Sulfur occurs in some ground water as a dissolved sulfate (SO42-) or hydrogen sulfide gas (H2S). Concentrations of these constituents range widely from aquifer to aquifer depending on the rock types, the possible presence of contaminants, the presence of bacteria species that may interact with the water and the length of time that the water is has been underground. Concentrations generally tend to increase with greater contact time.

Most water well issues related to sulfur revolve around the presence of dissolved hydrogen sulfide. Hydrogen sulfide is a flammable, colorless gas that is soluble in water. Although hydrogen sulfide gas can be lethal when concentrated in the breathing zone, the levels found in ground water are typically too low to create any risk right out of the tap. However, if the gas is able to collect in a low area, such as a well pit, it can build up to dangerous levels by displacing the less dense oxygen in that area.

The United States Environmental Protection Agency (EPA) does not consider consuming hydrogen sulfide gas dissolved in ground water as a risk to human health. However, hydrogen sulfide can be a nuisance because its presence creates a “rotten egg” odor and if used for cooking can change the taste of foods. It also is corrosive and may deteriorate plumbing and discolor fixtures with a black residue.

Treatment methods for hydrogen sulfide will vary according to its concentration. When the concentration is less than one ppm (milligram per liter [mg/L]), activated carbon filtration will adsorb the hydrogen sulfide from the water and reduce the unpleasant taste. For concentrations up to two ppm, adding air to the water (aeration treatment) will reduce the dissolved hydrogen sulfide concentration by releasing it to the surrounding air. This process must be vented to a remote location (perhaps above the roof line) so household living areas are not affected by the odor. It may be necessary to “polish” the aerated water by using an activated carbon filter to further remove any remaining hydrogen sulfide taste or odor.

When concentrations exceed two ppm, it is commonly necessary to condition the water with oxidation treatments such as chlorination, potassium permanganate or ozone. The systems are similar to those used to remove iron and manganese from household drinking water. However, hydrogen sulfide oxidation processes need more oxidant to be effective. Treatment systems for hydrogen sulfide will require a longer contact time (perhaps 20 minutes) with chlorination systems, more frequent regeneration cycles (greensand resin backwashed with potassium permanganate) or the generation of more ozone with ozonation systems.

Because the oxidation process creates solid particles, the backwash cycles must be powerful enough to push the precipitated materials out of the filter. (Activated carbon filters cannot be regenerated in this way and must be replaced periodically). To increase the efficiency of hydrogen sulfide removal when concentrations are high, it is sometimes necessary to combine two or more of these methods.

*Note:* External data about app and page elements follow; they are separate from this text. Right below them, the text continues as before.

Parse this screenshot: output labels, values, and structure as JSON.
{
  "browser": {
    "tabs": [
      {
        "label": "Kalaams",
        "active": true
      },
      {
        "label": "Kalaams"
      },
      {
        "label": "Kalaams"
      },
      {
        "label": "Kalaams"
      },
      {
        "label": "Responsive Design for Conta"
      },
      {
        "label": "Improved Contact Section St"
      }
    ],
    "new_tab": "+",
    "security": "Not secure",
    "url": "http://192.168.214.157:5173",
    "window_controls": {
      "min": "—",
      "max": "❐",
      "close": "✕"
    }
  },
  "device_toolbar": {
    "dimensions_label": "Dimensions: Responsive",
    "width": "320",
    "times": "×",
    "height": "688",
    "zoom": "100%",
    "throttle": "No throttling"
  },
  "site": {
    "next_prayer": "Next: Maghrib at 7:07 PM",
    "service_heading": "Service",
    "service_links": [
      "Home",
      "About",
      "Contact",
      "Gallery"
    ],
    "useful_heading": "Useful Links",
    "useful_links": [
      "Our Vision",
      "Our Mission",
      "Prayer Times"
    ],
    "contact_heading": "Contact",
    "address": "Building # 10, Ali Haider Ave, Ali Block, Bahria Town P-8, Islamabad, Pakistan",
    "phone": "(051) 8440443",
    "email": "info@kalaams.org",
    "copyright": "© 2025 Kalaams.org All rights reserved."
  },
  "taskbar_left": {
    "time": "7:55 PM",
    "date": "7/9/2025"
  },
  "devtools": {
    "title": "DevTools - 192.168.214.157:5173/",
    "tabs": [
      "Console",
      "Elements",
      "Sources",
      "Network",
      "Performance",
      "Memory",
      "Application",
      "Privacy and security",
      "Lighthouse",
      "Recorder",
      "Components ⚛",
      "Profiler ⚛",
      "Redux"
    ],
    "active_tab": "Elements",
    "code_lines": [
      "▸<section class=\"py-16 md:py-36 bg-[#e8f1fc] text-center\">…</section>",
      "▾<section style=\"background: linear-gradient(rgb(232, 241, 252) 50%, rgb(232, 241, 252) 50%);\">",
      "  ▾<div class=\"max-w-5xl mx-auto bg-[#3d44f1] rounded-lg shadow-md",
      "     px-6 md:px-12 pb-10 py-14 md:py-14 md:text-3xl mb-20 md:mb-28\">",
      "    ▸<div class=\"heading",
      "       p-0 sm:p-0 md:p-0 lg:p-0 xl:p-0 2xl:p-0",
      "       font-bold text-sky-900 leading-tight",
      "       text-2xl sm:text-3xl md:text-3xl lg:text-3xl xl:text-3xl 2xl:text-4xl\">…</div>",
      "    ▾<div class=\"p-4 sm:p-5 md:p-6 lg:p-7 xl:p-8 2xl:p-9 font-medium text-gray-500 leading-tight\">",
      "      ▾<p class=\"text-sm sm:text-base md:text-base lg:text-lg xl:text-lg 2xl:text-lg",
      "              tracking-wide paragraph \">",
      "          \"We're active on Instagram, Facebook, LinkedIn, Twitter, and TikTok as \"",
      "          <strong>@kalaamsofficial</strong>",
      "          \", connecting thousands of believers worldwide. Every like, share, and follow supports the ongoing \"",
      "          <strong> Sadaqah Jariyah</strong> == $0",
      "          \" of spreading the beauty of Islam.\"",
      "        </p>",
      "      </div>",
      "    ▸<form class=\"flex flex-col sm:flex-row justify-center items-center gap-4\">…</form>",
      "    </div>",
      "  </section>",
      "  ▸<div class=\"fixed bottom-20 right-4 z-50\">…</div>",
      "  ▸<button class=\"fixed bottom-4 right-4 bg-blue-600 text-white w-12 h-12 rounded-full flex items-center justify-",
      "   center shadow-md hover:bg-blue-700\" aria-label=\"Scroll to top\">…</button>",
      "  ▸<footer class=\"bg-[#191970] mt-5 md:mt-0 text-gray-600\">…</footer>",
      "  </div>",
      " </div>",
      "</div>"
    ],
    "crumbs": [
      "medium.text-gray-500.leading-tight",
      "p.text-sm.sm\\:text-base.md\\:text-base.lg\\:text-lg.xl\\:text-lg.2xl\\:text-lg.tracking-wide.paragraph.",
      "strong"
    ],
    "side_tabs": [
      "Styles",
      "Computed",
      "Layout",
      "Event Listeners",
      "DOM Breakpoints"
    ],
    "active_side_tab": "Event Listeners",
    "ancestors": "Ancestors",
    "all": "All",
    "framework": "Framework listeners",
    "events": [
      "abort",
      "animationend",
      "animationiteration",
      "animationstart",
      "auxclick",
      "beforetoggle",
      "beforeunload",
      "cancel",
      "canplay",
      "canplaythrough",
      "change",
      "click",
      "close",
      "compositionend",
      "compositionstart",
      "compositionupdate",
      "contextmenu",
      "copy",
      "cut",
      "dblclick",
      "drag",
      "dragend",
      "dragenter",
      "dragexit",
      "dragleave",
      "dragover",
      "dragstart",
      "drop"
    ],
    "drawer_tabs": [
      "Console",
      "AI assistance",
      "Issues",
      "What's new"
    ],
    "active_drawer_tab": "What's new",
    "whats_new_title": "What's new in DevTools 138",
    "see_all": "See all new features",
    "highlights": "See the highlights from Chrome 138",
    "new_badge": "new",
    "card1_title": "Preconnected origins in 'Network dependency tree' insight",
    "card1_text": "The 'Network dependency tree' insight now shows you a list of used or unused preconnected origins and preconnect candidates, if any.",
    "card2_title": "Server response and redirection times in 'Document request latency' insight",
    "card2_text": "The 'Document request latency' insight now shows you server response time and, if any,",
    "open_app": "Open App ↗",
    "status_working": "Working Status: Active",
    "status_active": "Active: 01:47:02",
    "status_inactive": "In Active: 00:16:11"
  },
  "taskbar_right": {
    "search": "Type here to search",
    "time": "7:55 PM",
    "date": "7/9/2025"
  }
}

Sometimes the rotten egg odor is created by sulfur bacteria that use the dissolved sulfate as an energy (food) source. The bacteria chemically change the sulfate to hydrogen sulfide gas. The bacteria prefer the hot water side of the household plumbing system but may be found in the cold water pipes too. Before installing treatment equipment, it is advisable to try to kill the sulfur bacteria with chlorine disinfection (The chlorine disinfection method is described on the Trust website and should include treating the hot water tank). If this shock treatment does not work then a continuous chlorination system may be required.

Sulfur bacteria are not detected by basic bacteria tests used by commercial and local health department laboratories to find coliform bacteria. Specific tests to identify sulfur bacteria are relatively expensive and time consuming. It may be more effective to simply disinfect the water system and observe the result rather than test for the sulfur bacteria.

Finally, a third situation may create a “rotten egg” type odor. Some older hot water tanks use magnesium anode rods to prevent corrosion. These rods sometimes react with the water to produce an odor that resembles hydrogen sulfide. If the odor you detect is only from the hot water and disinfection has not worked, call the manufacturer of your hot water tank to inquire about the type of anode rod in your heater and how the rod can be replaced with a less reactive rod.

[© American Ground Water Trust. This article may be reprinted for non-commercial educational purposes provided it is used in its entirety and that reference is made to its source as an article in THE AMERICAN WELL OWNER, 2002, Number 2]